Benno Stein is chair of the Web-Technology and Information Systems Group at the Bauhaus-Universität Weimar. His research focuses on modeling and solving data- and knowledge-intensive information processing tasks. He has developed algorithms and tools for information retrieval, data mining, knowledge processing, as well as for engineering design and simulation (patents granted). For several achievements of his research he has been awarded with scientific and commercial prizes. He serves on scientific boards, as reviewer in various relevant conferences and journals, and is the initiator and a co-chair of PAN, an excellence network and evaluation lab on text forensics with focus on authorship analysis, profiling, and reuse detection. He is cofounder and spokesman of the forthcoming Digital Bauhaus Lab Weimar, an interdisciplinary research lab for Computer Science, Media, and Engineering. He is also cofounder (1996) and scientific director of the Art Systems Software Ltd, a world leading company for simulation technology in fluidic engineering.
Professional background: Study at the University of Karlsruhe (1984-1989). Dissertation (1995) and Habilitation (2002) in computer science at the University of Paderborn. Appointment as a full professor for Web Technology and Information Systems at the Bauhaus-Universität Weimar (2005). Research stays at IBM, Germany, and the International Computer Science Institute, Berkeley.
Applying Heuristic Search Technology for Constrained Paraphrasing
To paraphrase means to rewrite content whilst preserving the original meaning. Paraphrasing is important in fields such as text reuse in journalism, anonymising work, and improving the quality of customer-written reviews, among other. Paraphrasing is often considered as an analysis problem – asking the following question: Are these two sentences (paragraphs) paraphrases?

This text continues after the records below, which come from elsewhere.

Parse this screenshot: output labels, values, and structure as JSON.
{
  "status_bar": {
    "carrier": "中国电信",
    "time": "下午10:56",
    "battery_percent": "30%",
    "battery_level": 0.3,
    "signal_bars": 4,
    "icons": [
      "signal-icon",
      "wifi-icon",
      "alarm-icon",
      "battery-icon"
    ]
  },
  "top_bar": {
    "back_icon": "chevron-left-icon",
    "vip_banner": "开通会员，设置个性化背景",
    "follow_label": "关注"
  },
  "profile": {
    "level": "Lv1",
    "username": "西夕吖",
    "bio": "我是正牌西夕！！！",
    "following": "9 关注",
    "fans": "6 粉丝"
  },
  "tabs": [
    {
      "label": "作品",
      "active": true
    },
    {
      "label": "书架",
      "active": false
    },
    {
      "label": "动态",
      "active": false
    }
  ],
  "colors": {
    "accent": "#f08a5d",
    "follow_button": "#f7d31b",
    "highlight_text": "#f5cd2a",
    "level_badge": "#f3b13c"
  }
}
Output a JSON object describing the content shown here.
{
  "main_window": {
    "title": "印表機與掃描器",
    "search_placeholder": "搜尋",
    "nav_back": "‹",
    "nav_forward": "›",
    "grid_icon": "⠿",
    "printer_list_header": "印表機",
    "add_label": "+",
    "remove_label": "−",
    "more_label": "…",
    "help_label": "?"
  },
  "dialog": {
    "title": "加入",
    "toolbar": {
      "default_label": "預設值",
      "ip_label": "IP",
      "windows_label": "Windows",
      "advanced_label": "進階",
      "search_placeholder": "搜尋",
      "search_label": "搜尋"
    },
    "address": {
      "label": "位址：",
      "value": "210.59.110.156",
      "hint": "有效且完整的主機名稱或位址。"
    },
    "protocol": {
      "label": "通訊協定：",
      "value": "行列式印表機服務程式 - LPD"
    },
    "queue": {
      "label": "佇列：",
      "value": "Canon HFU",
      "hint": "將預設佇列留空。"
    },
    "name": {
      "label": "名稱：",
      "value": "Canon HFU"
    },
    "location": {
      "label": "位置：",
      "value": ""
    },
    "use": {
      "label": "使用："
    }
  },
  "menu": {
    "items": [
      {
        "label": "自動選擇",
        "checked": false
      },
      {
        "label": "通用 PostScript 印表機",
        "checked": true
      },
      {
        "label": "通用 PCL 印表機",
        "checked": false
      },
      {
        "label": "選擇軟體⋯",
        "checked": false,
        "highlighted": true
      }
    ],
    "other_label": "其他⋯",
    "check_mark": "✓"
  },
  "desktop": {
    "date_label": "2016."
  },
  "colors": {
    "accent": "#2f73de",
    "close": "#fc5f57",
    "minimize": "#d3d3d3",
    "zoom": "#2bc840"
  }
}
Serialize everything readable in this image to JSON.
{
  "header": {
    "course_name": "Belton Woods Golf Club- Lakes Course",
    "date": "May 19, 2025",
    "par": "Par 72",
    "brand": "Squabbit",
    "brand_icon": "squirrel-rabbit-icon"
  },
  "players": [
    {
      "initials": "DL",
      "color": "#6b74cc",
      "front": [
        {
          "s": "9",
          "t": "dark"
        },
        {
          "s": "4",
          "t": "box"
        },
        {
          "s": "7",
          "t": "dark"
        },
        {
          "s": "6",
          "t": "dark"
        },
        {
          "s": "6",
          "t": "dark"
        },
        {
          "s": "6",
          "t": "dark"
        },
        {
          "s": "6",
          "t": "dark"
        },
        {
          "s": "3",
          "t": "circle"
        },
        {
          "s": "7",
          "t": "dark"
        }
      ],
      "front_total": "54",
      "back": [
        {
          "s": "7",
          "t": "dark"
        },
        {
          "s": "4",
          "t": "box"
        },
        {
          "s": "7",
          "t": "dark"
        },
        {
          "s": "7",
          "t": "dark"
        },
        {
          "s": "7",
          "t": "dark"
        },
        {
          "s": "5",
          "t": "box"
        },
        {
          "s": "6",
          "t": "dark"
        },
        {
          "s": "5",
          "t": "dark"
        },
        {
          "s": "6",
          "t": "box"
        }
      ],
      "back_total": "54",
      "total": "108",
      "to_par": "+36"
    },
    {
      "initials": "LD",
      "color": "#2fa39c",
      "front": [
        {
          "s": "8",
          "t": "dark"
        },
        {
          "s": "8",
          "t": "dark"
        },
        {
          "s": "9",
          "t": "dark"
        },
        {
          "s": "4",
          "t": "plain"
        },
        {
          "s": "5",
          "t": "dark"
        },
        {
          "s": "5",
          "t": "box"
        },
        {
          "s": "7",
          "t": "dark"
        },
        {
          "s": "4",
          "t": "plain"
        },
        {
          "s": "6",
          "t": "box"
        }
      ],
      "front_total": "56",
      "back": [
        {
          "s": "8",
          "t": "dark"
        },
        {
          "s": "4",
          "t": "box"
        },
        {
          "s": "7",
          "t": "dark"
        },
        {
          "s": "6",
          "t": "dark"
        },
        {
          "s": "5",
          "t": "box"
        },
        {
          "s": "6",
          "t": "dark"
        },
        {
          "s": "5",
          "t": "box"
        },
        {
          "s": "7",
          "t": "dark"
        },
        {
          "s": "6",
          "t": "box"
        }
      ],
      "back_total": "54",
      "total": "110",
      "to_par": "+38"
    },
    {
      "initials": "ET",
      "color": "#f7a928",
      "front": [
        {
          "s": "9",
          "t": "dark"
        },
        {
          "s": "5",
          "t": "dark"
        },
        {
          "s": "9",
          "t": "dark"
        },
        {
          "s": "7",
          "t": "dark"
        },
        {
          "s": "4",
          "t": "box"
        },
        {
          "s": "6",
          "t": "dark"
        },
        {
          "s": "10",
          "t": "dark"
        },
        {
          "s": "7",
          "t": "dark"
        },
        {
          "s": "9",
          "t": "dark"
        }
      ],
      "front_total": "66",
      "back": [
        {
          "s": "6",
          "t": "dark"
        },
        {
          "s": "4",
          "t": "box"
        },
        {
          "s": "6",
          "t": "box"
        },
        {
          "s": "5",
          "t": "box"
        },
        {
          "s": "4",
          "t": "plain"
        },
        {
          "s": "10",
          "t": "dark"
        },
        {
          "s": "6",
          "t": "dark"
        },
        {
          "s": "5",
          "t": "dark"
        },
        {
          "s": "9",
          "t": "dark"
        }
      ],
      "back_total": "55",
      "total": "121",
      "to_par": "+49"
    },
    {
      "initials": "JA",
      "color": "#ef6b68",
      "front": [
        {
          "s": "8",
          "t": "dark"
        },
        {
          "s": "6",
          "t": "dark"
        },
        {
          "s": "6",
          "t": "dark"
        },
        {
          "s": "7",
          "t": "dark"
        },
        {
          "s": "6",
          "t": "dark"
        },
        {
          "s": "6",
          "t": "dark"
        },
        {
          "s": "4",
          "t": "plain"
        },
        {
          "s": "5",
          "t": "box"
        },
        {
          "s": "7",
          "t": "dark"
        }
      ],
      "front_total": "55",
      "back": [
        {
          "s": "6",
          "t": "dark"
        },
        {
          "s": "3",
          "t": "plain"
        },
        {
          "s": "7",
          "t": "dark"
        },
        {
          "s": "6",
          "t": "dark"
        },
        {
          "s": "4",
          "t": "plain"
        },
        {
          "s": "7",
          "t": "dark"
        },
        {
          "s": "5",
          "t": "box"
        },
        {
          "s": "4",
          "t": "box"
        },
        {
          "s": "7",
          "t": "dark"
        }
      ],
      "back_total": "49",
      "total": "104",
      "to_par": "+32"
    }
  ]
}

In our talk we will take the synthesis view and consider the problem of automatically paraphrasing a text. To illustrate both the principles and the potential of our approach we consider the reformulation of a given text such that the text contains an – also given – acrostic. A text contains an acrostic, if the first letters of a range of consecutive lines form a word or phrase. Our approach turns this paraphrasing task into an optimization problem: we use various existing and also new paraphrasing techniques as operators applicable to intermediate versions of a text (e.g., replacing synonyms), and we search for an operator sequence with minimum text quality loss. The experimental analysis shows that we can solve the acrostic generation problem both effectively and efficiently. However, our main contribution lies in the presented technology paradigm: a novel and promising combination of methods from Information Retrieval, Computational Linguistics, and Artificial Intelligence. The approach naturally generalizes to related paraphrasing problems as they occur in shortening or simplifying a given text, writing style obfuscation, answer grading, or e-journalism.